In a June 4 statement, the Commission wrote:
“The Securities and Exchange Commission today sued Kik Interactive Inc. for conducting an illegal $100 million securities offering of digital tokens. The SEC charges that Kik sold the tokens to U.S. investors without registering their offer and sale as required by the U.S. securities laws.”
The SEC also stated that Kik’s messaging application had “lost money over the years,” and the funds should have been run out by 2017. The company decided to launch ICO in 2017 and, according to the SEC, raised more than 55 million dollars from the Americans. In the statement, SEC said that Kik presented Kin as an investment tool:
“Kik allegedly told investors that rising demand would drive up the value of Kin, and that Kik would undertake crucial work to spur that demand, including by incorporating the tokens into its messaging app, creating a new Kin transaction service, and building a system to reward other companies that adopt Kin”
The Commission noted that Kik didn’t have a ready product while selling assets. In fact, it couldn’t be used as a means of payment for goods or services, since the specified product hadn’t existed yet. According to representatives of the Commission, ICO Kin assumed the issue of securities and in this case, Kik had to be properly registered. As SECDivision of Enforcement co-director Steven PEIKIN noted:
“By selling $100 million in securities without registering the offers or sales, we allege that Kik deprived investors of information to which they were legally entitled, and prevented investors from making informed investment decisions.”
Also, SEC Enforcement Division Cyber Unit Chief Robert A. COHEN noted in the statement:

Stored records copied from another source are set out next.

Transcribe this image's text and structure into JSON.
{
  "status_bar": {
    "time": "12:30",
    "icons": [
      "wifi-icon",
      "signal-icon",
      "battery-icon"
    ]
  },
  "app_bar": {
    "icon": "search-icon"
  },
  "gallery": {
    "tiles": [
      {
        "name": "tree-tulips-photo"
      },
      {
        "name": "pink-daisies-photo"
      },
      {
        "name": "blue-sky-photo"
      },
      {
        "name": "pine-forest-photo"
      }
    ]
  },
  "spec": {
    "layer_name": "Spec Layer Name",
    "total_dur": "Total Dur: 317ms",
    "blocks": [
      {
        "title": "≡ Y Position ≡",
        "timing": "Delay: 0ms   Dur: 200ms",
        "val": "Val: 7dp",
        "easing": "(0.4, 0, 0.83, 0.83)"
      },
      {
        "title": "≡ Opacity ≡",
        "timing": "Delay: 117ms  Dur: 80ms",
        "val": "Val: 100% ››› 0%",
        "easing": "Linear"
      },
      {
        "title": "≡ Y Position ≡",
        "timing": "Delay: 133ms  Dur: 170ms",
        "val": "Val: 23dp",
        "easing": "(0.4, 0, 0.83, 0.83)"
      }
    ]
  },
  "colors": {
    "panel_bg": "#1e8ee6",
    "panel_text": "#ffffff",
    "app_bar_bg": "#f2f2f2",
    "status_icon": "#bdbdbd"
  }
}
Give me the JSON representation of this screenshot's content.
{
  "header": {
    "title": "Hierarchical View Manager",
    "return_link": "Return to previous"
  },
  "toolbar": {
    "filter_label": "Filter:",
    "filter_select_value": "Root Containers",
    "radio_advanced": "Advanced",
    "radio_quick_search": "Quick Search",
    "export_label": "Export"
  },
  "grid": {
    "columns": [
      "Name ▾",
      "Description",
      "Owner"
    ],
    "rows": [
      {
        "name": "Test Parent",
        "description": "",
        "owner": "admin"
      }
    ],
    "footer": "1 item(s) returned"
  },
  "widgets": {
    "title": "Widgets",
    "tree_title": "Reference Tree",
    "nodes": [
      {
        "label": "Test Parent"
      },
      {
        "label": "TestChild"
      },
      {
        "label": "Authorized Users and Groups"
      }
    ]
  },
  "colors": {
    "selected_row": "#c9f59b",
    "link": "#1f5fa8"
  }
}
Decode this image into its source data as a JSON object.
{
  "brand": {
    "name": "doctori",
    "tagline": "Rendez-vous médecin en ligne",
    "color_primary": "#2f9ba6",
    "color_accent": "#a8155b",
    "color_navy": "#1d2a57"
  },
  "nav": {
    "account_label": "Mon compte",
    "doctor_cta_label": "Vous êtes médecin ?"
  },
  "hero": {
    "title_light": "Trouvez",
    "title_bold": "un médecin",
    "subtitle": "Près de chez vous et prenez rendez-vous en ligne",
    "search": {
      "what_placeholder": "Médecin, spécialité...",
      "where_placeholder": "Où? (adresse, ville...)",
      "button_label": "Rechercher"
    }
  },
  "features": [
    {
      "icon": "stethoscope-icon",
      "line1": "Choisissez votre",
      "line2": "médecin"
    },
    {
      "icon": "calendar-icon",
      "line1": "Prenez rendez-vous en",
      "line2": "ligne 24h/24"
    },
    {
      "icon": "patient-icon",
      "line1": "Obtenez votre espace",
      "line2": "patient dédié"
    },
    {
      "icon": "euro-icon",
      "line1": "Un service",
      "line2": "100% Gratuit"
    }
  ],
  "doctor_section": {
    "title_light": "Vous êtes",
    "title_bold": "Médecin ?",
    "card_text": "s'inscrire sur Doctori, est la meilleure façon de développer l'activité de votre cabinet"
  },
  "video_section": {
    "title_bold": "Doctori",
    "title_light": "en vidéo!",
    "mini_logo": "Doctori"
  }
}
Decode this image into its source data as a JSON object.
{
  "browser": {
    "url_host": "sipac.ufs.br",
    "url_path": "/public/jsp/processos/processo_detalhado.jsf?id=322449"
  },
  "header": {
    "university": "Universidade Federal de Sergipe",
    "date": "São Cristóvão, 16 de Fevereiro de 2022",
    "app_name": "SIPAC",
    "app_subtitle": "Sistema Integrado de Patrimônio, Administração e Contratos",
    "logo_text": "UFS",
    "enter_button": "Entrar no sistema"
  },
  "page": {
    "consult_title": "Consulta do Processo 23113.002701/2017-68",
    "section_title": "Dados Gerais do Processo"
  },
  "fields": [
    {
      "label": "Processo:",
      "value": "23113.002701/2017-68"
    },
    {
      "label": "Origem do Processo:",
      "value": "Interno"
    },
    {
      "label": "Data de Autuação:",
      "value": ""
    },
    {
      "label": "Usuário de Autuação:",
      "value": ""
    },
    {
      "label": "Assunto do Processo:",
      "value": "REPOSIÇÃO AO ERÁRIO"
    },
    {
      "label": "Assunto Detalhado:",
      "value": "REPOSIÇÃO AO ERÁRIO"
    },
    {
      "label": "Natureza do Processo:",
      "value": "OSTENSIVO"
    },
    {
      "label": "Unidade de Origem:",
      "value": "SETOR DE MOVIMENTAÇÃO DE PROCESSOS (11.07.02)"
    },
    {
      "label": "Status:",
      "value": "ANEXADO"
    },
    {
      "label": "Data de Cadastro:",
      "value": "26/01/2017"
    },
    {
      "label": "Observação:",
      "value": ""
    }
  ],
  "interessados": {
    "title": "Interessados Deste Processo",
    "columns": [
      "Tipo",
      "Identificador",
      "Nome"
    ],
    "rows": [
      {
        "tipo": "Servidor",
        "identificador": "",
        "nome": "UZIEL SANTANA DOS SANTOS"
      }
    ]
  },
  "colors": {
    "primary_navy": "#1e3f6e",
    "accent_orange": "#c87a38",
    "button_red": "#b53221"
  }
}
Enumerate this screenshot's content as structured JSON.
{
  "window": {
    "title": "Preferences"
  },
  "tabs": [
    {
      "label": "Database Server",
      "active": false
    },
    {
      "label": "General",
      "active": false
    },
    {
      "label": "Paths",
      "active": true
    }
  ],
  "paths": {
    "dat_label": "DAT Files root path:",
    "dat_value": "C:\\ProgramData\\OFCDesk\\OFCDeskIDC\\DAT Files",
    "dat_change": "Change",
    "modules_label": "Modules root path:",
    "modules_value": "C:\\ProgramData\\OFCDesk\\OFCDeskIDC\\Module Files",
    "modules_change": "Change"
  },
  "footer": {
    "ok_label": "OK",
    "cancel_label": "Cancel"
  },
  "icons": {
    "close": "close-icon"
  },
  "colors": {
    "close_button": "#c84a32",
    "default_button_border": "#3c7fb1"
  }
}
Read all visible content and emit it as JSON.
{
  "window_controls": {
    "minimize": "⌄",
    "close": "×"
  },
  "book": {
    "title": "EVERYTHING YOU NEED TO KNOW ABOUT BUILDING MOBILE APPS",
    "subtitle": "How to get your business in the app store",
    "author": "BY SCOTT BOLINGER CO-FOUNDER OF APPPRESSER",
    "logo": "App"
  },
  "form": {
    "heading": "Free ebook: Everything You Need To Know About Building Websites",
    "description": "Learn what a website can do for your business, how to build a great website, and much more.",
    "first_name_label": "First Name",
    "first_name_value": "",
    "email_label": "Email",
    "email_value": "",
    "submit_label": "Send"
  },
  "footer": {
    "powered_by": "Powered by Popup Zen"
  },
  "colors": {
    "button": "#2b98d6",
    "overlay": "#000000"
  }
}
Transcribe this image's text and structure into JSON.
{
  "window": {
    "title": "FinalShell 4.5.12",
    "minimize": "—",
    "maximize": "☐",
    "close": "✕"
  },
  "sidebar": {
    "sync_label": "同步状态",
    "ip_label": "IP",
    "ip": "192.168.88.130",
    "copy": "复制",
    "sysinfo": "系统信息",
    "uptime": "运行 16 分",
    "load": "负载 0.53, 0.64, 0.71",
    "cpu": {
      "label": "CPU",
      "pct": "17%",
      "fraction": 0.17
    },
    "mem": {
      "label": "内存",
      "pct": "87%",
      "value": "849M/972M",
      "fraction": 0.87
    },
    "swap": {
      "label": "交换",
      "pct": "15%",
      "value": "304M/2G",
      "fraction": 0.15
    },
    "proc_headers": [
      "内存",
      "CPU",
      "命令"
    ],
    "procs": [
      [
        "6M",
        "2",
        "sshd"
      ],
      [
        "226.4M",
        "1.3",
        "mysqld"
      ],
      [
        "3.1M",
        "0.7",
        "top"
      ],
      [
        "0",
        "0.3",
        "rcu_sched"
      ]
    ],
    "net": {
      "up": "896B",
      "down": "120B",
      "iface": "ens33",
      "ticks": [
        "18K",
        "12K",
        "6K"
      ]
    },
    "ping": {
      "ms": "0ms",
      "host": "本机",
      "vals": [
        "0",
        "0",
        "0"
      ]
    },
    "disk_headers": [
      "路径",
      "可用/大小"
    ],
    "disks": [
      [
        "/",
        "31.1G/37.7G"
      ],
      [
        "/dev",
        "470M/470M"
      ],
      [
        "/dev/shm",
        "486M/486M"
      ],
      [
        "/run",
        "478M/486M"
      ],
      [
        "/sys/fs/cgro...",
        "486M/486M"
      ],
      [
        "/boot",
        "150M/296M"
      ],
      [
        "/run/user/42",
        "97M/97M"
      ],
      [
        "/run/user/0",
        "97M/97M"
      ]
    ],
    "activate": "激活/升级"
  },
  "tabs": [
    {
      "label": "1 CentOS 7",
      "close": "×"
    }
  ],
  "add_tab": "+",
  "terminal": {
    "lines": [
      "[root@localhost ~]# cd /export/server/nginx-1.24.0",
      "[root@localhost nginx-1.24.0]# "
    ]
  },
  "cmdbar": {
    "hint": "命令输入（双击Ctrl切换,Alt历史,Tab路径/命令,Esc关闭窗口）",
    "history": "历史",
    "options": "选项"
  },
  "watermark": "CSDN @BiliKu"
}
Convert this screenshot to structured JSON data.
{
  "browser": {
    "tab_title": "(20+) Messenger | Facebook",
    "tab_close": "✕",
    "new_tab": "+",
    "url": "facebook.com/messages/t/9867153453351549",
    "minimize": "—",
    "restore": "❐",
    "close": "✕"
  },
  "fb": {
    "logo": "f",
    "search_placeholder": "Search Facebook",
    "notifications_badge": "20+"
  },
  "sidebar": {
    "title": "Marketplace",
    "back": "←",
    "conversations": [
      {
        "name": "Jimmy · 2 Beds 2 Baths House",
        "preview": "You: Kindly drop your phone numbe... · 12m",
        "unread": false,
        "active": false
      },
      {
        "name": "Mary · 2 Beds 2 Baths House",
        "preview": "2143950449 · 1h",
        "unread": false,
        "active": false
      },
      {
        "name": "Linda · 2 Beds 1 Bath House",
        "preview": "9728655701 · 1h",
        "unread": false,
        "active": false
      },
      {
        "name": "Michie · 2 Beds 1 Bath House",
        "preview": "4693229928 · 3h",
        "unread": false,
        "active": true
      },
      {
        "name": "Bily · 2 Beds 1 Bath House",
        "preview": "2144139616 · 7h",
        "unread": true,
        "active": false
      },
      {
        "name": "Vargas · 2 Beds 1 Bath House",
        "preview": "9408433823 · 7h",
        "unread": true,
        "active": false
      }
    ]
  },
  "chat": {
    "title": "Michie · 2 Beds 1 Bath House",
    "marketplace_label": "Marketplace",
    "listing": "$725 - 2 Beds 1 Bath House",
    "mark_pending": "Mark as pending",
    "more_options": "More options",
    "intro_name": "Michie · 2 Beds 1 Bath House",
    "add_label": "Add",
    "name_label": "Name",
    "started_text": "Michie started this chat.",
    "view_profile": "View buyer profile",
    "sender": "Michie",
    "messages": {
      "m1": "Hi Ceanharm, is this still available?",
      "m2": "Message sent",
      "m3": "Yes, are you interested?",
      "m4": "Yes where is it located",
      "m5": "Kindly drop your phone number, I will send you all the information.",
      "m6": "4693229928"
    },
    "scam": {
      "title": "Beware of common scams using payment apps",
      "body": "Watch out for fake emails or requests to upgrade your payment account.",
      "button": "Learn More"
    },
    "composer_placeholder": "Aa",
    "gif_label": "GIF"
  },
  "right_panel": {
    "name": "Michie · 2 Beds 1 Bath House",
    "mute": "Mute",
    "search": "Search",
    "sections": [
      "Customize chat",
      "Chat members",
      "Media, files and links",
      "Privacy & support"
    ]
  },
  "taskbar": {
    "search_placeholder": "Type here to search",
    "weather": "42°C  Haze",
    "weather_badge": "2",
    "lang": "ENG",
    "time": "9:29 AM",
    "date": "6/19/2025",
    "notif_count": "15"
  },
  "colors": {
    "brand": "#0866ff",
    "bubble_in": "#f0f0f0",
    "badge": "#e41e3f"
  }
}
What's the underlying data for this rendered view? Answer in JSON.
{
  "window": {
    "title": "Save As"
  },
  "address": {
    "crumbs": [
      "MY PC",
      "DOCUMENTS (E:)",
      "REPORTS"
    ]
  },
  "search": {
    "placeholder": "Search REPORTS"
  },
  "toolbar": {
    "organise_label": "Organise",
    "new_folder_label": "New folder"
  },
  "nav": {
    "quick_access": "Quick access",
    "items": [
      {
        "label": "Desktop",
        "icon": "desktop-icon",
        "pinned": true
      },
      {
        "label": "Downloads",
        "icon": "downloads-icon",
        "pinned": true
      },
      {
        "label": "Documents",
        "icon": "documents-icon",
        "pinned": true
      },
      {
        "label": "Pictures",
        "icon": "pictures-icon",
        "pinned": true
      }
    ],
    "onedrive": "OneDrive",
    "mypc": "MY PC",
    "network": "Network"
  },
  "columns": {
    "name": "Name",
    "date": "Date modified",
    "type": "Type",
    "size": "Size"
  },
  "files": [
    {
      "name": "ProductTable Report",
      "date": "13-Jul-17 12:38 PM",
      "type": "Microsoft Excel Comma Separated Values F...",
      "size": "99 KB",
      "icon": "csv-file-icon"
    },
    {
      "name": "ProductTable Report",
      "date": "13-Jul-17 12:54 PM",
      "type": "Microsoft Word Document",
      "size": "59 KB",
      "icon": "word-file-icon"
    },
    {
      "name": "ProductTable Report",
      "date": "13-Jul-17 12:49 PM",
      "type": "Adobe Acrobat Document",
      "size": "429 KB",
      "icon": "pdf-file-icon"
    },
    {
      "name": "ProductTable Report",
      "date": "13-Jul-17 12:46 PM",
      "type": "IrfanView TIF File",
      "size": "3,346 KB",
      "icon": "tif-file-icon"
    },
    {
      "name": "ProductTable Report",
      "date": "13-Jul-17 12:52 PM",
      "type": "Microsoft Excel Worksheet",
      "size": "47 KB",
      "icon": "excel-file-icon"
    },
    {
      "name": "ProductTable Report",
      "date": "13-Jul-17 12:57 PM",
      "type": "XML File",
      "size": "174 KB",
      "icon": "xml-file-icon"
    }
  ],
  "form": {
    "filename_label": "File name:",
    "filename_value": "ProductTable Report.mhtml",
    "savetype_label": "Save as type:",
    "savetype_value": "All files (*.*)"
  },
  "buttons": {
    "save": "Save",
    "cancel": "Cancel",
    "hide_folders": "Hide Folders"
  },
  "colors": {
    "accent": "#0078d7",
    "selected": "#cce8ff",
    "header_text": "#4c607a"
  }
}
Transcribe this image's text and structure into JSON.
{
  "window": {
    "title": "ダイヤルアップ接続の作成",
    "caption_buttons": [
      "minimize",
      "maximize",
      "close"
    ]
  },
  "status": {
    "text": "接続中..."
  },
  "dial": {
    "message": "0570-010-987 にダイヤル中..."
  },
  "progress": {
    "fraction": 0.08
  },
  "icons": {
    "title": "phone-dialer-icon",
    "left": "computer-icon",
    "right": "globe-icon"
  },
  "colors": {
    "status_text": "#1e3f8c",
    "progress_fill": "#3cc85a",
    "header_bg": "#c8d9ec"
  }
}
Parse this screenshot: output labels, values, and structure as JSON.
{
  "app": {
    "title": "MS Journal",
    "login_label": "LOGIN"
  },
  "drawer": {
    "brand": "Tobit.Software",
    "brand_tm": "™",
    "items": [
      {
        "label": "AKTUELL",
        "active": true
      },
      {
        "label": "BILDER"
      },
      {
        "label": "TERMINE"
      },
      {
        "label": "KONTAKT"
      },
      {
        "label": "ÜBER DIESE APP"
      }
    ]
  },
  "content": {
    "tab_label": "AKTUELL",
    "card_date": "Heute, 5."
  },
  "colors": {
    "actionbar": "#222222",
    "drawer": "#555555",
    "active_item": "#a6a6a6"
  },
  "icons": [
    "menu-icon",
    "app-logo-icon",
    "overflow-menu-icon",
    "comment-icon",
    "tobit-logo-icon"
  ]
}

“Kik told investors they could expect profits from its effort to create a digital ecosystem […] Future profits based on the efforts of others is a hallmark of a securities offering that must comply with the federal securities laws.”
“With the Kik filing, the gauntlet has been thrown. That’s evident in the level of detail in the complaint. <...> Large ICO issuers who are already the subject of an investigation but may have been stalling may now want to engage the SEC staff more proactively. Others similarly situated may want to engage counsel to consider their options.”
According to the expert, it is important to remember that the SEC approach to securities regulation is based on certain principles, where an investment contract is security whatever form it may take and no matter what technology is used in its offering. We only have to wish Kik some perseverance, luck and patience. The struggle seems to be unequal, and the market is currently not voting for Kin.
Image courtesy of Cryptonewsz